What is expected —
The output has to be the full set of records, reproduced exactly, minus any picture.

(Interface dataset entries)
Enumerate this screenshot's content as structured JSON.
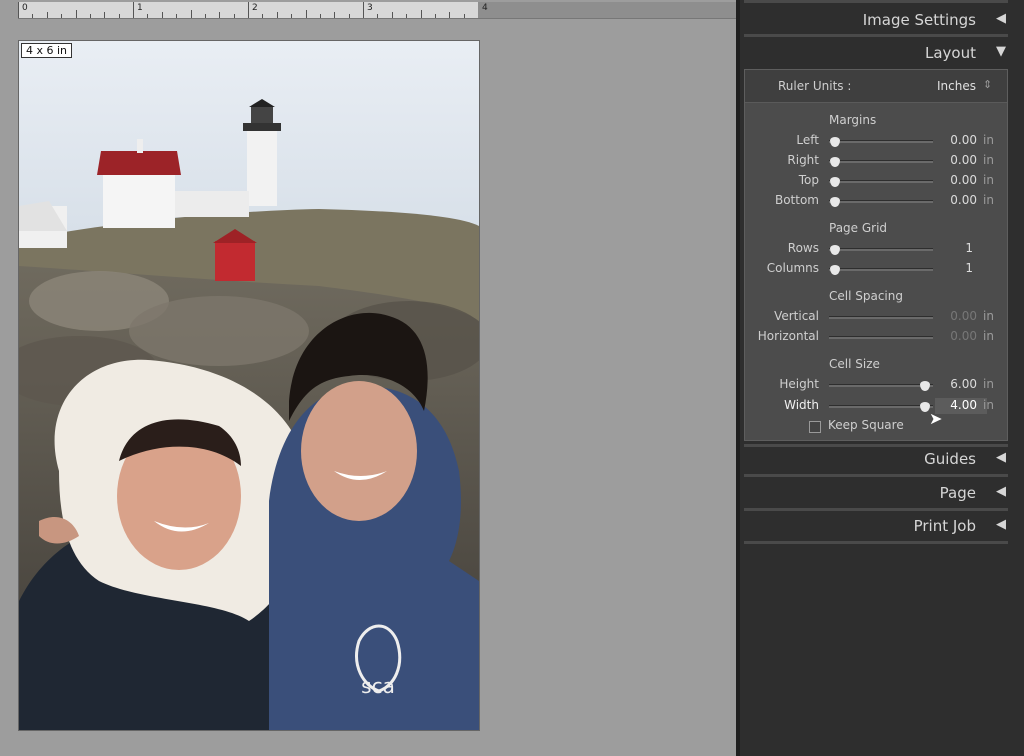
{
  "ruler": {
    "numbers": [
      "0",
      "1",
      "2",
      "3",
      "4"
    ]
  },
  "page": {
    "size_label": "4 x 6 in",
    "photo_logo_text": "sca"
  },
  "panel": {
    "sections": {
      "image_settings": "Image Settings",
      "layout": "Layout",
      "guides": "Guides",
      "page": "Page",
      "print_job": "Print Job"
    },
    "arrows": {
      "collapsed": "◀",
      "expanded": "▼"
    },
    "ruler_units": {
      "label": "Ruler Units :",
      "value": "Inches",
      "stepper": "⇕"
    },
    "margins": {
      "title": "Margins",
      "rows": [
        {
          "label": "Left",
          "value": "0.00",
          "unit": "in"
        },
        {
          "label": "Right",
          "value": "0.00",
          "unit": "in"
        },
        {
          "label": "Top",
          "value": "0.00",
          "unit": "in"
        },
        {
          "label": "Bottom",
          "value": "0.00",
          "unit": "in"
        }
      ]
    },
    "page_grid": {
      "title": "Page Grid",
      "rows": [
        {
          "label": "Rows",
          "value": "1"
        },
        {
          "label": "Columns",
          "value": "1"
        }
      ]
    },
    "cell_spacing": {
      "title": "Cell Spacing",
      "rows": [
        {
          "label": "Vertical",
          "value": "0.00",
          "unit": "in"
        },
        {
          "label": "Horizontal",
          "value": "0.00",
          "unit": "in"
        }
      ]
    },
    "cell_size": {
      "title": "Cell Size",
      "rows": [
        {
          "label": "Height",
          "value": "6.00",
          "unit": "in"
        },
        {
          "label": "Width",
          "value": "4.00",
          "unit": "in"
        }
      ]
    },
    "keep_square": {
      "label": "Keep Square",
      "checked": false
    }
  },
  "colors": {
    "panel_bg": "#2e2e2e",
    "layout_bg": "#4c4c4c",
    "canvas_bg": "#9d9d9d"
  }
}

Task result —
Enumerate this screenshot's content as structured JSON.
{
  "ruler": {
    "numbers": [
      "0",
      "1",
      "2",
      "3",
      "4"
    ]
  },
  "page": {
    "size_label": "4 x 6 in",
    "photo_logo_text": "sca"
  },
  "panel": {
    "sections": {
      "image_settings": "Image Settings",
      "layout": "Layout",
      "guides": "Guides",
      "page": "Page",
      "print_job": "Print Job"
    },
    "arrows": {
      "collapsed": "◀",
      "expanded": "▼"
    },
    "ruler_units": {
      "label": "Ruler Units :",
      "value": "Inches",
      "stepper": "⇕"
    },
    "margins": {
      "title": "Margins",
      "rows": [
        {
          "label": "Left",
          "value": "0.00",
          "unit": "in"
        },
        {
          "label": "Right",
          "value": "0.00",
          "unit": "in"
        },
        {
          "label": "Top",
          "value": "0.00",
          "unit": "in"
        },
        {
          "label": "Bottom",
          "value": "0.00",
          "unit": "in"
        }
      ]
    },
    "page_grid": {
      "title": "Page Grid",
      "rows": [
        {
          "label": "Rows",
          "value": "1"
        },
        {
          "label": "Columns",
          "value": "1"
        }
      ]
    },
    "cell_spacing": {
      "title": "Cell Spacing",
      "rows": [
        {
          "label": "Vertical",
          "value": "0.00",
          "unit": "in"
        },
        {
          "label": "Horizontal",
          "value": "0.00",
          "unit": "in"
        }
      ]
    },
    "cell_size": {
      "title": "Cell Size",
      "rows": [
        {
          "label": "Height",
          "value": "6.00",
          "unit": "in"
        },
        {
          "label": "Width",
          "value": "4.00",
          "unit": "in"
        }
      ]
    },
    "keep_square": {
      "label": "Keep Square",
      "checked": false
    }
  },
  "colors": {
    "panel_bg": "#2e2e2e",
    "layout_bg": "#4c4c4c",
    "canvas_bg": "#9d9d9d"
  }
}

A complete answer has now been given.